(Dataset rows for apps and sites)
* * * *
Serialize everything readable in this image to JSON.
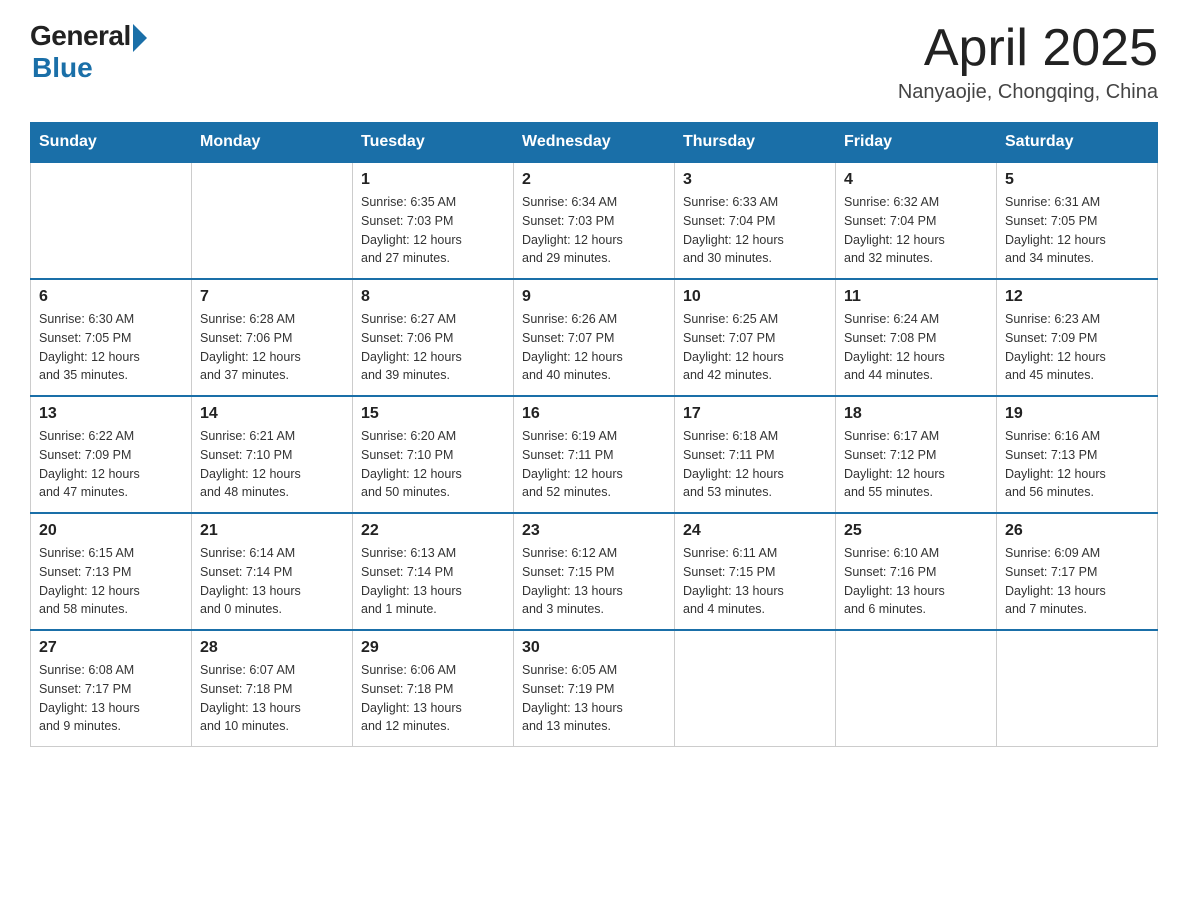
{
  "header": {
    "logo_general": "General",
    "logo_blue": "Blue",
    "title": "April 2025",
    "location": "Nanyaojie, Chongqing, China"
  },
  "days_of_week": [
    "Sunday",
    "Monday",
    "Tuesday",
    "Wednesday",
    "Thursday",
    "Friday",
    "Saturday"
  ],
  "weeks": [
    [
      {
        "day": "",
        "info": ""
      },
      {
        "day": "",
        "info": ""
      },
      {
        "day": "1",
        "info": "Sunrise: 6:35 AM\nSunset: 7:03 PM\nDaylight: 12 hours\nand 27 minutes."
      },
      {
        "day": "2",
        "info": "Sunrise: 6:34 AM\nSunset: 7:03 PM\nDaylight: 12 hours\nand 29 minutes."
      },
      {
        "day": "3",
        "info": "Sunrise: 6:33 AM\nSunset: 7:04 PM\nDaylight: 12 hours\nand 30 minutes."
      },
      {
        "day": "4",
        "info": "Sunrise: 6:32 AM\nSunset: 7:04 PM\nDaylight: 12 hours\nand 32 minutes."
      },
      {
        "day": "5",
        "info": "Sunrise: 6:31 AM\nSunset: 7:05 PM\nDaylight: 12 hours\nand 34 minutes."
      }
    ],
    [
      {
        "day": "6",
        "info": "Sunrise: 6:30 AM\nSunset: 7:05 PM\nDaylight: 12 hours\nand 35 minutes."
      },
      {
        "day": "7",
        "info": "Sunrise: 6:28 AM\nSunset: 7:06 PM\nDaylight: 12 hours\nand 37 minutes."
      },
      {
        "day": "8",
        "info": "Sunrise: 6:27 AM\nSunset: 7:06 PM\nDaylight: 12 hours\nand 39 minutes."
      },
      {
        "day": "9",
        "info": "Sunrise: 6:26 AM\nSunset: 7:07 PM\nDaylight: 12 hours\nand 40 minutes."
      },
      {
        "day": "10",
        "info": "Sunrise: 6:25 AM\nSunset: 7:07 PM\nDaylight: 12 hours\nand 42 minutes."
      },
      {
        "day": "11",
        "info": "Sunrise: 6:24 AM\nSunset: 7:08 PM\nDaylight: 12 hours\nand 44 minutes."
      },
      {
        "day": "12",
        "info": "Sunrise: 6:23 AM\nSunset: 7:09 PM\nDaylight: 12 hours\nand 45 minutes."
      }
    ],
    [
      {
        "day": "13",
        "info": "Sunrise: 6:22 AM\nSunset: 7:09 PM\nDaylight: 12 hours\nand 47 minutes."
      },
      {
        "day": "14",
        "info": "Sunrise: 6:21 AM\nSunset: 7:10 PM\nDaylight: 12 hours\nand 48 minutes."
      },
      {
        "day": "15",
        "info": "Sunrise: 6:20 AM\nSunset: 7:10 PM\nDaylight: 12 hours\nand 50 minutes."
      },
      {
        "day": "16",
        "info": "Sunrise: 6:19 AM\nSunset: 7:11 PM\nDaylight: 12 hours\nand 52 minutes."
      },
      {
        "day": "17",
        "info": "Sunrise: 6:18 AM\nSunset: 7:11 PM\nDaylight: 12 hours\nand 53 minutes."
      },
      {
        "day": "18",
        "info": "Sunrise: 6:17 AM\nSunset: 7:12 PM\nDaylight: 12 hours\nand 55 minutes."
      },
      {
        "day": "19",
        "info": "Sunrise: 6:16 AM\nSunset: 7:13 PM\nDaylight: 12 hours\nand 56 minutes."
      }
    ],
    [
      {
        "day": "20",
        "info": "Sunrise: 6:15 AM\nSunset: 7:13 PM\nDaylight: 12 hours\nand 58 minutes."
      },
      {
        "day": "21",
        "info": "Sunrise: 6:14 AM\nSunset: 7:14 PM\nDaylight: 13 hours\nand 0 minutes."
      },
      {
        "day": "22",
        "info": "Sunrise: 6:13 AM\nSunset: 7:14 PM\nDaylight: 13 hours\nand 1 minute."
      },
      {
        "day": "23",
        "info": "Sunrise: 6:12 AM\nSunset: 7:15 PM\nDaylight: 13 hours\nand 3 minutes."
      },
      {
        "day": "24",
        "info": "Sunrise: 6:11 AM\nSunset: 7:15 PM\nDaylight: 13 hours\nand 4 minutes."
      },
      {
        "day": "25",
        "info": "Sunrise: 6:10 AM\nSunset: 7:16 PM\nDaylight: 13 hours\nand 6 minutes."
      },
      {
        "day": "26",
        "info": "Sunrise: 6:09 AM\nSunset: 7:17 PM\nDaylight: 13 hours\nand 7 minutes."
      }
    ],
    [
      {
        "day": "27",
        "info": "Sunrise: 6:08 AM\nSunset: 7:17 PM\nDaylight: 13 hours\nand 9 minutes."
      },
      {
        "day": "28",
        "info": "Sunrise: 6:07 AM\nSunset: 7:18 PM\nDaylight: 13 hours\nand 10 minutes."
      },
      {
        "day": "29",
        "info": "Sunrise: 6:06 AM\nSunset: 7:18 PM\nDaylight: 13 hours\nand 12 minutes."
      },
      {
        "day": "30",
        "info": "Sunrise: 6:05 AM\nSunset: 7:19 PM\nDaylight: 13 hours\nand 13 minutes."
      },
      {
        "day": "",
        "info": ""
      },
      {
        "day": "",
        "info": ""
      },
      {
        "day": "",
        "info": ""
      }
    ]
  ]
}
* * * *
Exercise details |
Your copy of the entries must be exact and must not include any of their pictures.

Exercise answer |
Serialize everything readable in this image to JSON.
{
  "header": {
    "logo_general": "General",
    "logo_blue": "Blue",
    "title": "April 2025",
    "location": "Nanyaojie, Chongqing, China"
  },
  "days_of_week": [
    "Sunday",
    "Monday",
    "Tuesday",
    "Wednesday",
    "Thursday",
    "Friday",
    "Saturday"
  ],
  "weeks": [
    [
      {
        "day": "",
        "info": ""
      },
      {
        "day": "",
        "info": ""
      },
      {
        "day": "1",
        "info": "Sunrise: 6:35 AM\nSunset: 7:03 PM\nDaylight: 12 hours\nand 27 minutes."
      },
      {
        "day": "2",
        "info": "Sunrise: 6:34 AM\nSunset: 7:03 PM\nDaylight: 12 hours\nand 29 minutes."
      },
      {
        "day": "3",
        "info": "Sunrise: 6:33 AM\nSunset: 7:04 PM\nDaylight: 12 hours\nand 30 minutes."
      },
      {
        "day": "4",
        "info": "Sunrise: 6:32 AM\nSunset: 7:04 PM\nDaylight: 12 hours\nand 32 minutes."
      },
      {
        "day": "5",
        "info": "Sunrise: 6:31 AM\nSunset: 7:05 PM\nDaylight: 12 hours\nand 34 minutes."
      }
    ],
    [
      {
        "day": "6",
        "info": "Sunrise: 6:30 AM\nSunset: 7:05 PM\nDaylight: 12 hours\nand 35 minutes."
      },
      {
        "day": "7",
        "info": "Sunrise: 6:28 AM\nSunset: 7:06 PM\nDaylight: 12 hours\nand 37 minutes."
      },
      {
        "day": "8",
        "info": "Sunrise: 6:27 AM\nSunset: 7:06 PM\nDaylight: 12 hours\nand 39 minutes."
      },
      {
        "day": "9",
        "info": "Sunrise: 6:26 AM\nSunset: 7:07 PM\nDaylight: 12 hours\nand 40 minutes."
      },
      {
        "day": "10",
        "info": "Sunrise: 6:25 AM\nSunset: 7:07 PM\nDaylight: 12 hours\nand 42 minutes."
      },
      {
        "day": "11",
        "info": "Sunrise: 6:24 AM\nSunset: 7:08 PM\nDaylight: 12 hours\nand 44 minutes."
      },
      {
        "day": "12",
        "info": "Sunrise: 6:23 AM\nSunset: 7:09 PM\nDaylight: 12 hours\nand 45 minutes."
      }
    ],
    [
      {
        "day": "13",
        "info": "Sunrise: 6:22 AM\nSunset: 7:09 PM\nDaylight: 12 hours\nand 47 minutes."
      },
      {
        "day": "14",
        "info": "Sunrise: 6:21 AM\nSunset: 7:10 PM\nDaylight: 12 hours\nand 48 minutes."
      },
      {
        "day": "15",
        "info": "Sunrise: 6:20 AM\nSunset: 7:10 PM\nDaylight: 12 hours\nand 50 minutes."
      },
      {
        "day": "16",
        "info": "Sunrise: 6:19 AM\nSunset: 7:11 PM\nDaylight: 12 hours\nand 52 minutes."
      },
      {
        "day": "17",
        "info": "Sunrise: 6:18 AM\nSunset: 7:11 PM\nDaylight: 12 hours\nand 53 minutes."
      },
      {
        "day": "18",
        "info": "Sunrise: 6:17 AM\nSunset: 7:12 PM\nDaylight: 12 hours\nand 55 minutes."
      },
      {
        "day": "19",
        "info": "Sunrise: 6:16 AM\nSunset: 7:13 PM\nDaylight: 12 hours\nand 56 minutes."
      }
    ],
    [
      {
        "day": "20",
        "info": "Sunrise: 6:15 AM\nSunset: 7:13 PM\nDaylight: 12 hours\nand 58 minutes."
      },
      {
        "day": "21",
        "info": "Sunrise: 6:14 AM\nSunset: 7:14 PM\nDaylight: 13 hours\nand 0 minutes."
      },
      {
        "day": "22",
        "info": "Sunrise: 6:13 AM\nSunset: 7:14 PM\nDaylight: 13 hours\nand 1 minute."
      },
      {
        "day": "23",
        "info": "Sunrise: 6:12 AM\nSunset: 7:15 PM\nDaylight: 13 hours\nand 3 minutes."
      },
      {
        "day": "24",
        "info": "Sunrise: 6:11 AM\nSunset: 7:15 PM\nDaylight: 13 hours\nand 4 minutes."
      },
      {
        "day": "25",
        "info": "Sunrise: 6:10 AM\nSunset: 7:16 PM\nDaylight: 13 hours\nand 6 minutes."
      },
      {
        "day": "26",
        "info": "Sunrise: 6:09 AM\nSunset: 7:17 PM\nDaylight: 13 hours\nand 7 minutes."
      }
    ],
    [
      {
        "day": "27",
        "info": "Sunrise: 6:08 AM\nSunset: 7:17 PM\nDaylight: 13 hours\nand 9 minutes."
      },
      {
        "day": "28",
        "info": "Sunrise: 6:07 AM\nSunset: 7:18 PM\nDaylight: 13 hours\nand 10 minutes."
      },
      {
        "day": "29",
        "info": "Sunrise: 6:06 AM\nSunset: 7:18 PM\nDaylight: 13 hours\nand 12 minutes."
      },
      {
        "day": "30",
        "info": "Sunrise: 6:05 AM\nSunset: 7:19 PM\nDaylight: 13 hours\nand 13 minutes."
      },
      {
        "day": "",
        "info": ""
      },
      {
        "day": "",
        "info": ""
      },
      {
        "day": "",
        "info": ""
      }
    ]
  ]
}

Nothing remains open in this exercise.